Below is the graphic and I strongly suggest readers click on it to open a larger version in a new window.
Because I don’t like writing short articles, I’m going to finish this article with some bonus content and post five photos of Chusovitina that I absolutely love.
This picture is from 1987 and as far as I’m aware, it is the earliest photo of Chusovitina’s career that is available to gymnastics fans. If that year is correct, it would make Oksana roughly 12 years in age when the photo was taken.
Oksana Chusovitina at the 1991 World Championships when she was effectively a rookie and one of the more inexperienced gymnasts in attendance.
One aspect of Chusovitina’s career that doesn’t get talked about as much as it should is that Chusovitina’s early career was defined by being part of a program that represented strength in numbers. Chusovitina’s early origins was being part of a women’s gymnastics dynasty where every gymnast knew that regardless of how talented one was, there were a dozen teammates who were equally as talented. It was a program where anyone was replaceable and no one took the spotlight all for herself.
Then Chusovitina ended up in a new program where the reality couldn’t be any more different. Besides the nationality change, the vast difference in wealth/resources of the Uzbek and Soviet programs, add in that this nationality change also meant a new continental championships, Chusovitina also had to adjust from transitioning between a team dynamic and being an individual.
It meant the burden of carrying an entire program on your back, and never having the opportunity to blend into the shadows. But it also represents symbolism that when looking at the early years of her career where Chusovitina was defined by belonging to a team that was larger than herself, in the later half of Oksana’s career she was the one who defined her national program (Uzbekistan).
For these reasons, I love seeing Chusovitina in Soviet team pictures because it represents how much her career has changed.
And of course, the iconic yin and yang leotard that is an all-time classic.
For my last picture, I want to point out that even though Chusovitina is technically a 1980s gymnast, having an age gap with the rest of her competitors has never led to Oksana being out of touch with the current generation. Despite her age, Chusovitina’s social media game is every bit as good as your average 16 year old gymnast making her debut in the Paris quad.
It shouldn’t be surprising that the gymnast who adapted to the abolishment of compulsories, the termination of the traditional horse vault, and the establishment of open-ended scoring didn’t have any difficulty adapting to the rise of social media. It is not that the above picture is in my opinion, a great photo, it’s that having a strong social media game has always come so easily to Chusovitina and these photos are routine.

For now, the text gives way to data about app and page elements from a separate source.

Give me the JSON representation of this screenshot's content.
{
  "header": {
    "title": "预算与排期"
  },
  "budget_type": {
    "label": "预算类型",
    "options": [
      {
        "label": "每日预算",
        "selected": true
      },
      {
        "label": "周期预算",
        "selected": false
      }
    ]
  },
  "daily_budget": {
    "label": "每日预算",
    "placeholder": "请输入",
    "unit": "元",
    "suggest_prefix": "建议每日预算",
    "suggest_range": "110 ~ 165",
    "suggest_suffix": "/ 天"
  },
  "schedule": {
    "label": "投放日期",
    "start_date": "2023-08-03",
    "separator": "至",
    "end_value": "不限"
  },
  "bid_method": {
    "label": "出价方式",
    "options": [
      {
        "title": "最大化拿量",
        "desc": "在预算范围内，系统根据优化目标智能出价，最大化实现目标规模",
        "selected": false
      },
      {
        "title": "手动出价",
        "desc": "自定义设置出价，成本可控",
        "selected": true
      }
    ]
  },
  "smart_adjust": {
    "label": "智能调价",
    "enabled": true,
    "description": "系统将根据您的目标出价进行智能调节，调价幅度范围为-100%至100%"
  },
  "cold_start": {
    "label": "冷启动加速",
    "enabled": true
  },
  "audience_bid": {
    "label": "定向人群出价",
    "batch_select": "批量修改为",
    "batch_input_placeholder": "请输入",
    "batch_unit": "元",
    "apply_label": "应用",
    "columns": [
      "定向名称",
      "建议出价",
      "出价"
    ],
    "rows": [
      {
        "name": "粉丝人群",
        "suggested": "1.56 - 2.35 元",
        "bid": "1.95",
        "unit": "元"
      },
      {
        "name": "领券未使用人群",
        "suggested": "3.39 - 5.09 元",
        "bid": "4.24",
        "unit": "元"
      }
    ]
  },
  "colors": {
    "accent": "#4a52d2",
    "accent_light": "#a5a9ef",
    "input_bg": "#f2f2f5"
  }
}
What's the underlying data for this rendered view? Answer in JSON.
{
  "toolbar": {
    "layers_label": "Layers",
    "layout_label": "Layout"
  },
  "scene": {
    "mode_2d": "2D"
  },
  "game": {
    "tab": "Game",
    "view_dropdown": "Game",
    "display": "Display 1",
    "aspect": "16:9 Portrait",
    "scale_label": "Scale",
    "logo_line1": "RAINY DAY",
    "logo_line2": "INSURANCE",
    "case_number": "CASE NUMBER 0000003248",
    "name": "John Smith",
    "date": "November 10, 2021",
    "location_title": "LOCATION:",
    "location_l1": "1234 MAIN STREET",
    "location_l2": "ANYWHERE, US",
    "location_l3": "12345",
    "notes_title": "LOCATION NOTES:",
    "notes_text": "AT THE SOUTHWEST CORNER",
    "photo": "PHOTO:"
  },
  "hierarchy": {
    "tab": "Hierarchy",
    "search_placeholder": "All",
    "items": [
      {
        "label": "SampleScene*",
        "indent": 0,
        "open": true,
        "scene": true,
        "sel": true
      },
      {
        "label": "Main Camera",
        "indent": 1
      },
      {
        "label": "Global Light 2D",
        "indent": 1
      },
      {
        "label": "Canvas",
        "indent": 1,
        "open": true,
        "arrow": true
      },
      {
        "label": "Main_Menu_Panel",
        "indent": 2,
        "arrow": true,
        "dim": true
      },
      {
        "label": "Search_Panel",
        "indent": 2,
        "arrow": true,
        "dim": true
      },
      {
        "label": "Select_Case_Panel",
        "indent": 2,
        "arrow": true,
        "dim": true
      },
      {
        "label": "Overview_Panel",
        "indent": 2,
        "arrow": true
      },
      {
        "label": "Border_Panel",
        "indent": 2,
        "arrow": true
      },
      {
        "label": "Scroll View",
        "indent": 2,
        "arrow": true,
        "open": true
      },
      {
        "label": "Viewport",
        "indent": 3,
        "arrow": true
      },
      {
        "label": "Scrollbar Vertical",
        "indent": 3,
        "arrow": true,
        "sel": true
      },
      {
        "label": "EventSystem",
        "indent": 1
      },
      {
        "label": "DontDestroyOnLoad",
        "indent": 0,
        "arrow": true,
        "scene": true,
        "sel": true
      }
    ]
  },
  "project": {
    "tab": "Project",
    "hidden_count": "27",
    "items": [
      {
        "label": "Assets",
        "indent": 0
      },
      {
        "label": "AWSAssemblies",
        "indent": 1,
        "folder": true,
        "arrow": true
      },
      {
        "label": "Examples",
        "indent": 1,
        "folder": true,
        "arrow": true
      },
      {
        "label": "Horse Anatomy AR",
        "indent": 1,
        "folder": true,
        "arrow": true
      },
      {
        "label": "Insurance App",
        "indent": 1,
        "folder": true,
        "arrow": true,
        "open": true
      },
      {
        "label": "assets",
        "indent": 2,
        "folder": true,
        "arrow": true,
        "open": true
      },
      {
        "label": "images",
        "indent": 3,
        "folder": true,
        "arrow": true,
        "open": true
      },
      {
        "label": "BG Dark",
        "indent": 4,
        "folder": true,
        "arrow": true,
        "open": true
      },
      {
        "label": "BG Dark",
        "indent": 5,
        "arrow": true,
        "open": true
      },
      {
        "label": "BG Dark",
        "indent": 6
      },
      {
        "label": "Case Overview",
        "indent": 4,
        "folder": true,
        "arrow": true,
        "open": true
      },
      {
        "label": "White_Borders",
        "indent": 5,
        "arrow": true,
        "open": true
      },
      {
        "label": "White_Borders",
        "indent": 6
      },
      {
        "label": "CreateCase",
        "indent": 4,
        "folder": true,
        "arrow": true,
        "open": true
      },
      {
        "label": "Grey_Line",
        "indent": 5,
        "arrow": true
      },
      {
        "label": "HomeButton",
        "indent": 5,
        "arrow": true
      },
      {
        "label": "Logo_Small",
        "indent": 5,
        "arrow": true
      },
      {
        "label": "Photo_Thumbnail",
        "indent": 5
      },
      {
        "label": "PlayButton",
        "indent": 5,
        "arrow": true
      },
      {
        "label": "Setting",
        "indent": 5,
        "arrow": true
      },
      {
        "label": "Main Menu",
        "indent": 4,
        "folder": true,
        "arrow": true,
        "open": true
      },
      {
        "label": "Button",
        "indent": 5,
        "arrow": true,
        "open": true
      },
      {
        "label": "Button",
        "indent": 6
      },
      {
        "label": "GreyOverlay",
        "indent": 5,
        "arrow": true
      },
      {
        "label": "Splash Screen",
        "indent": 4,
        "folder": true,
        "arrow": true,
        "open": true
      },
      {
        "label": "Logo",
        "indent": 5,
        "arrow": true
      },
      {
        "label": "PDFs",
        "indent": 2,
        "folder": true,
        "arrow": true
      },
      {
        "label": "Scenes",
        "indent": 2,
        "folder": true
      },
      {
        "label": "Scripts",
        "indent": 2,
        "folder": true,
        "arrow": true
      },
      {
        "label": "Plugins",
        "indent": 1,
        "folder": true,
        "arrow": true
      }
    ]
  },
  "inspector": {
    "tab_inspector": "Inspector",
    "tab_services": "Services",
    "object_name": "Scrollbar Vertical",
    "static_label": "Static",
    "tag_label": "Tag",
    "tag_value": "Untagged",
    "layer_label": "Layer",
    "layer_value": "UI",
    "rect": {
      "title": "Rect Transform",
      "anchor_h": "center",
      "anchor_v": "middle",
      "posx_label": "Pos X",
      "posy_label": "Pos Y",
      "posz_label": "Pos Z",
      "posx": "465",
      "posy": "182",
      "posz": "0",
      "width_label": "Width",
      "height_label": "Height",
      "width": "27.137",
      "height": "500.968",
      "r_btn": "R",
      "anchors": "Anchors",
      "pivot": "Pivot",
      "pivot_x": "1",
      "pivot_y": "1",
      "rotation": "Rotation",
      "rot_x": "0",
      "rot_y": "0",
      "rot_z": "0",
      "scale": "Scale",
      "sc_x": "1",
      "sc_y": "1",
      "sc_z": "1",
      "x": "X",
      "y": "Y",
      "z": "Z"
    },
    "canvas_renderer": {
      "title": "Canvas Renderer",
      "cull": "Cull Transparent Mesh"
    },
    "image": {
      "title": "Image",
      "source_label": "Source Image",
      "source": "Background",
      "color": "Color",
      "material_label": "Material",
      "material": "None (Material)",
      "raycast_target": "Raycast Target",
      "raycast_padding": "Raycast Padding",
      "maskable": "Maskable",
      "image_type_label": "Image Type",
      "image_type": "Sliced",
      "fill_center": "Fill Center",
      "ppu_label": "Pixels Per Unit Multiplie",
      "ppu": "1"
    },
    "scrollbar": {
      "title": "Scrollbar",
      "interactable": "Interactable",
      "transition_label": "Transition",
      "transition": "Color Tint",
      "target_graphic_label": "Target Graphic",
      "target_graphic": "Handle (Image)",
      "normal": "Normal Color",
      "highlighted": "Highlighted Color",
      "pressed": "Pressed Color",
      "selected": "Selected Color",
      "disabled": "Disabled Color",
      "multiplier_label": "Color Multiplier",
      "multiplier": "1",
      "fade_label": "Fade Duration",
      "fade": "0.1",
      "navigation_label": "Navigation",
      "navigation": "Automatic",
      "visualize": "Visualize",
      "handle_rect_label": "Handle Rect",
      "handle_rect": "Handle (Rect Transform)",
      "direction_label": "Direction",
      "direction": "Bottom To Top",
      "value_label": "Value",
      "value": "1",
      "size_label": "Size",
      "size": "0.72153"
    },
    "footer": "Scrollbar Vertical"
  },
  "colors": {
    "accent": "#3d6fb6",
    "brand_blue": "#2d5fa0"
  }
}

Chusovitina’s longevity is one of the greatest athletic feats in sports history, but she’s quietly one of the most intelligent athletes in her respective sport. This intelligence is one of the many hidden attributes of Chusovitina. It is how Oksana adjusted to so many changes and seems to adapt to any era with ease. Her intelligence is also on display when Chusovitina is consistently one of the best jokesters in the sport and her legendary use of wit. At a certain point, when an athlete keeps achieving success and never seems to struggle in adverse circumstances, it becomes apparent that their mental strengths are clearly a fundamental component to all the success they are achieving in the realm of athletics.
Whereas social media seems like such a trivial point to highlight in the 31 year career of a gymnast, in my opinion it is a perfect example of Chusovitina having skills that go beyond how much physical strength she can generate on a vault attempt. Oksana Chusovitina has always been so much more than that.